- **TASK**:
Output the data below exactly, images excluded.

[Website and app data records]

=== Section Start ===

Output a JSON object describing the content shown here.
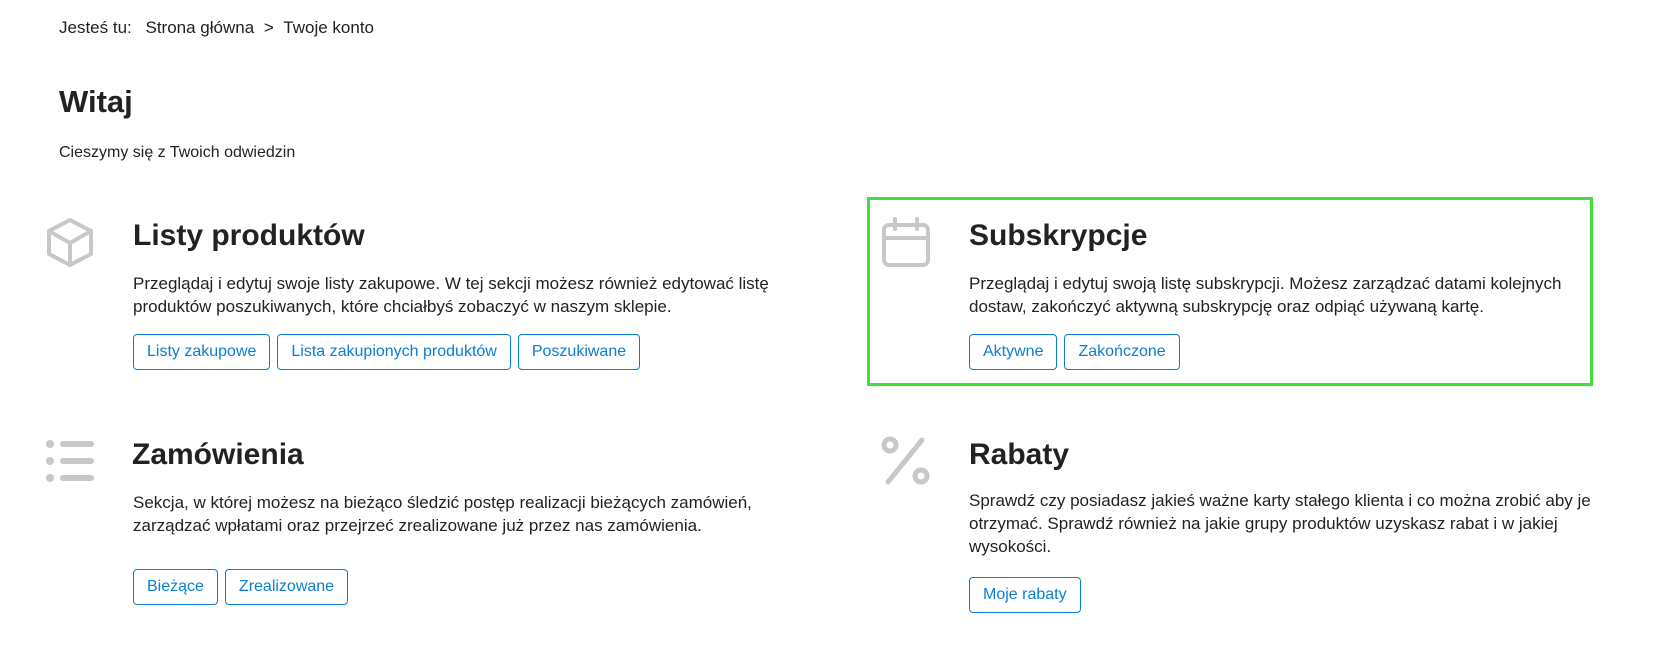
{
  "breadcrumb": {
    "label": "Jesteś tu:",
    "home": "Strona główna",
    "separator": ">",
    "current": "Twoje konto"
  },
  "page": {
    "title": "Witaj",
    "subtitle": "Cieszymy się z Twoich odwiedzin"
  },
  "sections": {
    "lists": {
      "icon": "box-icon",
      "title": "Listy produktów",
      "description": "Przeglądaj i edytuj swoje listy zakupowe. W tej sekcji możesz również edytować listę produktów poszukiwanych, które chciałbyś zobaczyć w naszym sklepie.",
      "buttons": [
        "Listy zakupowe",
        "Lista zakupionych produktów",
        "Poszukiwane"
      ]
    },
    "subscriptions": {
      "icon": "calendar-icon",
      "title": "Subskrypcje",
      "description": "Przeglądaj i edytuj swoją listę subskrypcji. Możesz zarządzać datami kolejnych dostaw, zakończyć aktywną subskrypcję oraz odpiąć używaną kartę.",
      "buttons": [
        "Aktywne",
        "Zakończone"
      ]
    },
    "orders": {
      "icon": "list-icon",
      "title": "Zamówienia",
      "description": "Sekcja, w której możesz na bieżąco śledzić postęp realizacji bieżących zamówień, zarządzać wpłatami oraz przejrzeć zrealizowane już przez nas zamówienia.",
      "buttons": [
        "Bieżące",
        "Zrealizowane"
      ]
    },
    "discounts": {
      "icon": "percent-icon",
      "title": "Rabaty",
      "description": "Sprawdź czy posiadasz jakieś ważne karty stałego klienta i co można zrobić aby je otrzymać. Sprawdź również na jakie grupy produktów uzyskasz rabat i w jakiej wysokości.",
      "buttons": [
        "Moje rabaty"
      ]
    }
  },
  "colors": {
    "accent": "#0a7fd1",
    "icon": "#c8c8c8",
    "highlight": "#3fe03a",
    "text": "#222222"
  }
}
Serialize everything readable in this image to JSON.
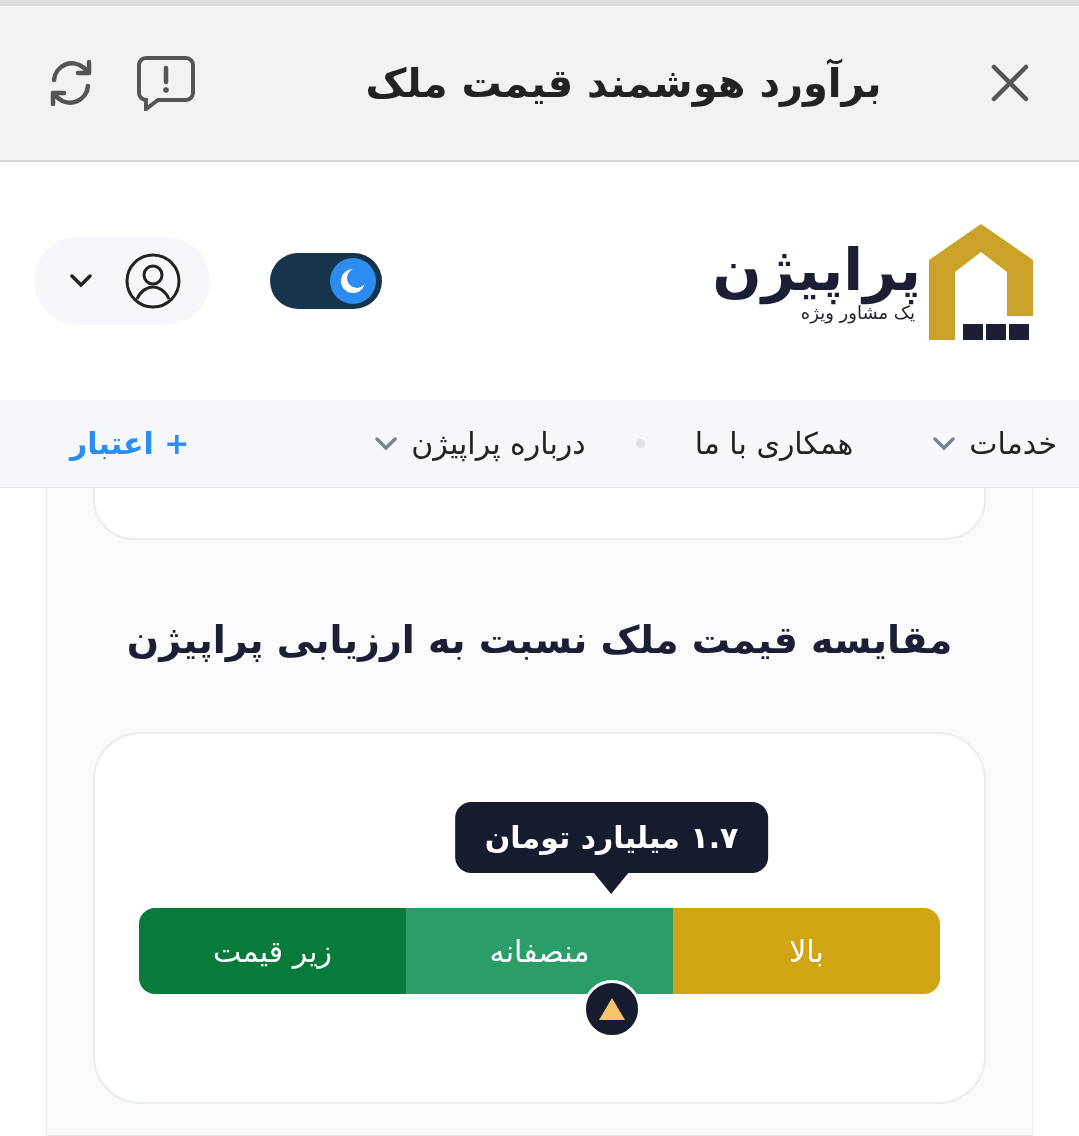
{
  "top_bar": {
    "title": "برآورد هوشمند قیمت ملک"
  },
  "header": {
    "logo": {
      "name": "پراپیژن",
      "tagline": "یک مشاور ویژه"
    },
    "dark_mode": {
      "on": true
    }
  },
  "nav": {
    "items": [
      {
        "label": "خدمات",
        "kind": "dropdown"
      },
      {
        "label": "همکاری با ما",
        "kind": "link"
      },
      {
        "kind": "dot"
      },
      {
        "label": "درباره پراپیژن",
        "kind": "dropdown"
      },
      {
        "label": "+ اعتبار",
        "kind": "accent"
      }
    ]
  },
  "comparison": {
    "title": "مقایسه قیمت ملک نسبت به ارزیابی پراپیژن",
    "tooltip": "۱.۷ میلیارد تومان",
    "level": 0.59,
    "segments": [
      {
        "label": "بالا",
        "color": "#d1a414"
      },
      {
        "label": "منصفانه",
        "color": "#2a9d69"
      },
      {
        "label": "زیر قیمت",
        "color": "#077a3c"
      }
    ]
  }
}
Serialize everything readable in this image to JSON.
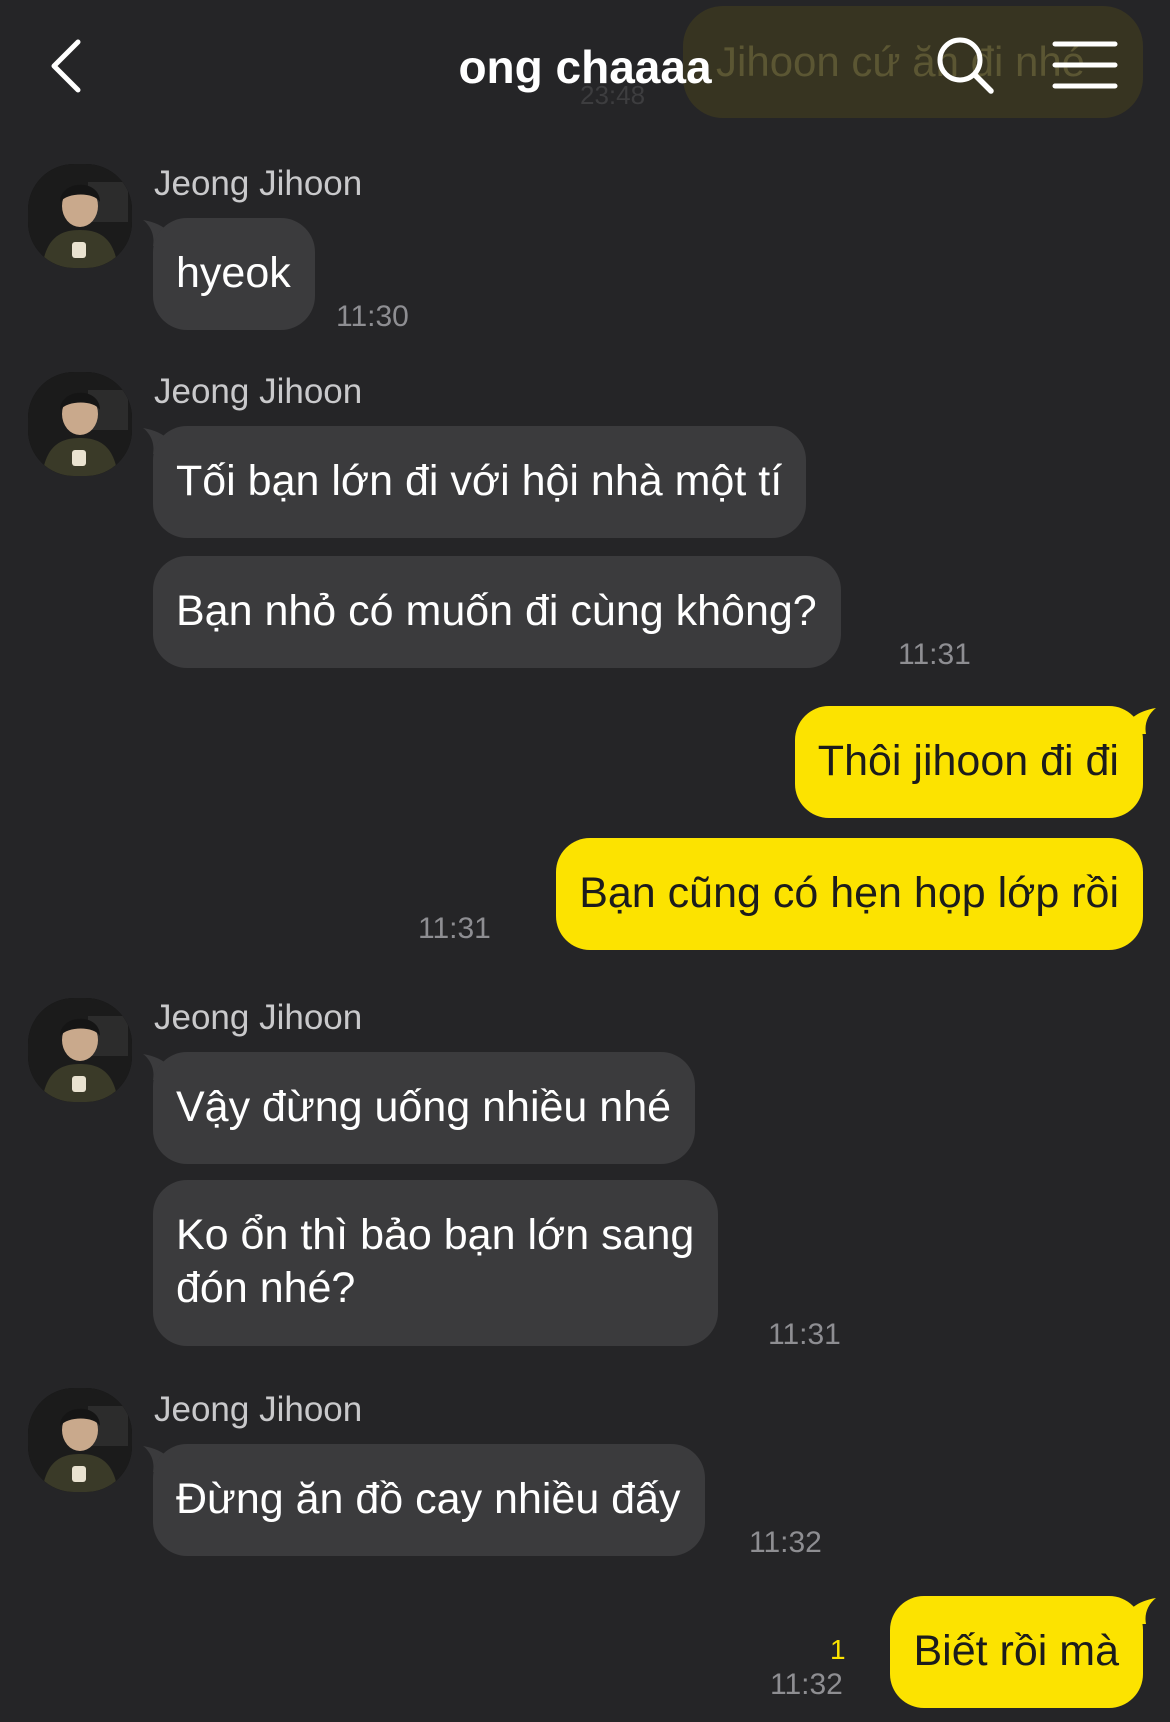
{
  "header": {
    "title": "ong chaaaa",
    "back_icon": "chevron-left-icon",
    "search_icon": "search-icon",
    "menu_icon": "hamburger-menu-icon"
  },
  "background_preview": {
    "text": "Jihoon cứ ăn đi nhé",
    "time": "23:48"
  },
  "colors": {
    "background": "#252527",
    "incoming_bubble": "#3b3b3d",
    "outgoing_bubble": "#fce300",
    "timestamp": "#8e8e92",
    "unread_count": "#fce300"
  },
  "messages": {
    "g1": {
      "sender": "Jeong Jihoon",
      "b1": "hyeok",
      "time": "11:30"
    },
    "g2": {
      "sender": "Jeong Jihoon",
      "b1": "Tối bạn lớn đi với hội nhà một tí",
      "b2": "Bạn nhỏ có muốn đi cùng không?",
      "time": "11:31"
    },
    "g3": {
      "b1": "Thôi jihoon đi đi",
      "b2": "Bạn cũng có hẹn họp lớp rồi",
      "time": "11:31"
    },
    "g4": {
      "sender": "Jeong Jihoon",
      "b1": "Vậy đừng uống nhiều nhé",
      "b2_line1": "Ko ổn thì bảo bạn lớn sang",
      "b2_line2": "đón nhé?",
      "time": "11:31"
    },
    "g5": {
      "sender": "Jeong Jihoon",
      "b1": "Đừng ăn đồ cay nhiều đấy",
      "time": "11:32"
    },
    "g6": {
      "b1": "Biết rồi mà",
      "unread": "1",
      "time": "11:32"
    }
  }
}
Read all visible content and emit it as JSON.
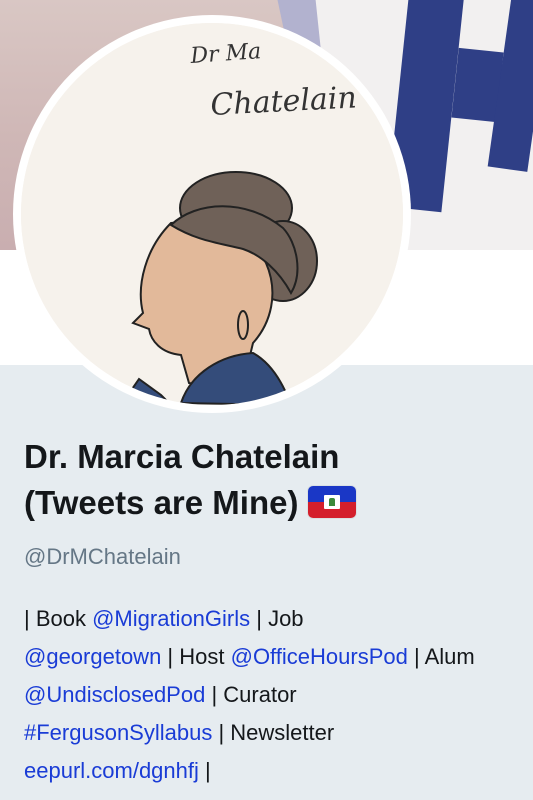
{
  "profile": {
    "name_line1": "Dr. Marcia Chatelain",
    "name_line2": "(Tweets are Mine)",
    "flag_icon": "haiti-flag-icon",
    "handle": "@DrMChatelain"
  },
  "avatar": {
    "handwriting_line1": "Dr Ma",
    "handwriting_line2": "Chatelain"
  },
  "bio": {
    "t1": "| Book ",
    "l1": "@MigrationGirls",
    "t2": " | Job ",
    "l2": "@georgetown",
    "t3": " | Host ",
    "l3": "@OfficeHoursPod",
    "t4": " | Alum ",
    "l4": "@UndisclosedPod",
    "t5": " | Curator ",
    "l5": "#FergusonSyllabus",
    "t6": " | Newsletter ",
    "l6": "eepurl.com/dgnhfj",
    "t7": " |"
  },
  "colors": {
    "background": "#e6ecf0",
    "link": "#1a3cd6",
    "handle": "#657786",
    "text": "#14171a"
  }
}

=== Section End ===

- **SOLUTION FOR THIS EXERCISE**:
Output a JSON object describing the content shown here.
{
  "breadcrumb": {
    "label": "Jesteś tu:",
    "home": "Strona główna",
    "separator": ">",
    "current": "Twoje konto"
  },
  "page": {
    "title": "Witaj",
    "subtitle": "Cieszymy się z Twoich odwiedzin"
  },
  "sections": {
    "lists": {
      "icon": "box-icon",
      "title": "Listy produktów",
      "description": "Przeglądaj i edytuj swoje listy zakupowe. W tej sekcji możesz również edytować listę produktów poszukiwanych, które chciałbyś zobaczyć w naszym sklepie.",
      "buttons": [
        "Listy zakupowe",
        "Lista zakupionych produktów",
        "Poszukiwane"
      ]
    },
    "subscriptions": {
      "icon": "calendar-icon",
      "title": "Subskrypcje",
      "description": "Przeglądaj i edytuj swoją listę subskrypcji. Możesz zarządzać datami kolejnych dostaw, zakończyć aktywną subskrypcję oraz odpiąć używaną kartę.",
      "buttons": [
        "Aktywne",
        "Zakończone"
      ]
    },
    "orders": {
      "icon": "list-icon",
      "title": "Zamówienia",
      "description": "Sekcja, w której możesz na bieżąco śledzić postęp realizacji bieżących zamówień, zarządzać wpłatami oraz przejrzeć zrealizowane już przez nas zamówienia.",
      "buttons": [
        "Bieżące",
        "Zrealizowane"
      ]
    },
    "discounts": {
      "icon": "percent-icon",
      "title": "Rabaty",
      "description": "Sprawdź czy posiadasz jakieś ważne karty stałego klienta i co można zrobić aby je otrzymać. Sprawdź również na jakie grupy produktów uzyskasz rabat i w jakiej wysokości.",
      "buttons": [
        "Moje rabaty"
      ]
    }
  },
  "colors": {
    "accent": "#0a7fd1",
    "icon": "#c8c8c8",
    "highlight": "#3fe03a",
    "text": "#222222"
  }
}
Serialize everything readable in this image to JSON.
{
  "top_bar": {
    "title": "برآورد هوشمند قیمت ملک"
  },
  "header": {
    "logo": {
      "name": "پراپیژن",
      "tagline": "یک مشاور ویژه"
    },
    "dark_mode": {
      "on": true
    }
  },
  "nav": {
    "items": [
      {
        "label": "خدمات",
        "kind": "dropdown"
      },
      {
        "label": "همکاری با ما",
        "kind": "link"
      },
      {
        "kind": "dot"
      },
      {
        "label": "درباره پراپیژن",
        "kind": "dropdown"
      },
      {
        "label": "+ اعتبار",
        "kind": "accent"
      }
    ]
  },
  "comparison": {
    "title": "مقایسه قیمت ملک نسبت به ارزیابی پراپیژن",
    "tooltip": "۱.۷ میلیارد تومان",
    "level": 0.59,
    "segments": [
      {
        "label": "بالا",
        "color": "#d1a414"
      },
      {
        "label": "منصفانه",
        "color": "#2a9d69"
      },
      {
        "label": "زیر قیمت",
        "color": "#077a3c"
      }
    ]
  }
}
Serialize everything readable in this image to JSON.
{
  "header": {
    "title": "ong chaaaa",
    "back_icon": "chevron-left-icon",
    "search_icon": "search-icon",
    "menu_icon": "hamburger-menu-icon"
  },
  "background_preview": {
    "text": "Jihoon cứ ăn đi nhé",
    "time": "23:48"
  },
  "colors": {
    "background": "#252527",
    "incoming_bubble": "#3b3b3d",
    "outgoing_bubble": "#fce300",
    "timestamp": "#8e8e92",
    "unread_count": "#fce300"
  },
  "messages": {
    "g1": {
      "sender": "Jeong Jihoon",
      "b1": "hyeok",
      "time": "11:30"
    },
    "g2": {
      "sender": "Jeong Jihoon",
      "b1": "Tối bạn lớn đi với hội nhà một tí",
      "b2": "Bạn nhỏ có muốn đi cùng không?",
      "time": "11:31"
    },
    "g3": {
      "b1": "Thôi jihoon đi đi",
      "b2": "Bạn cũng có hẹn họp lớp rồi",
      "time": "11:31"
    },
    "g4": {
      "sender": "Jeong Jihoon",
      "b1": "Vậy đừng uống nhiều nhé",
      "b2_line1": "Ko ổn thì bảo bạn lớn sang",
      "b2_line2": "đón nhé?",
      "time": "11:31"
    },
    "g5": {
      "sender": "Jeong Jihoon",
      "b1": "Đừng ăn đồ cay nhiều đấy",
      "time": "11:32"
    },
    "g6": {
      "b1": "Biết rồi mà",
      "unread": "1",
      "time": "11:32"
    }
  }
}
Read all visible content and emit it as JSON.
{
  "profile": {
    "name_line1": "Dr. Marcia Chatelain",
    "name_line2": "(Tweets are Mine)",
    "flag_icon": "haiti-flag-icon",
    "handle": "@DrMChatelain"
  },
  "avatar": {
    "handwriting_line1": "Dr Ma",
    "handwriting_line2": "Chatelain"
  },
  "bio": {
    "t1": "| Book ",
    "l1": "@MigrationGirls",
    "t2": " | Job ",
    "l2": "@georgetown",
    "t3": " | Host ",
    "l3": "@OfficeHoursPod",
    "t4": " | Alum ",
    "l4": "@UndisclosedPod",
    "t5": " | Curator ",
    "l5": "#FergusonSyllabus",
    "t6": " | Newsletter ",
    "l6": "eepurl.com/dgnhfj",
    "t7": " |"
  },
  "colors": {
    "background": "#e6ecf0",
    "link": "#1a3cd6",
    "handle": "#657786",
    "text": "#14171a"
  }
}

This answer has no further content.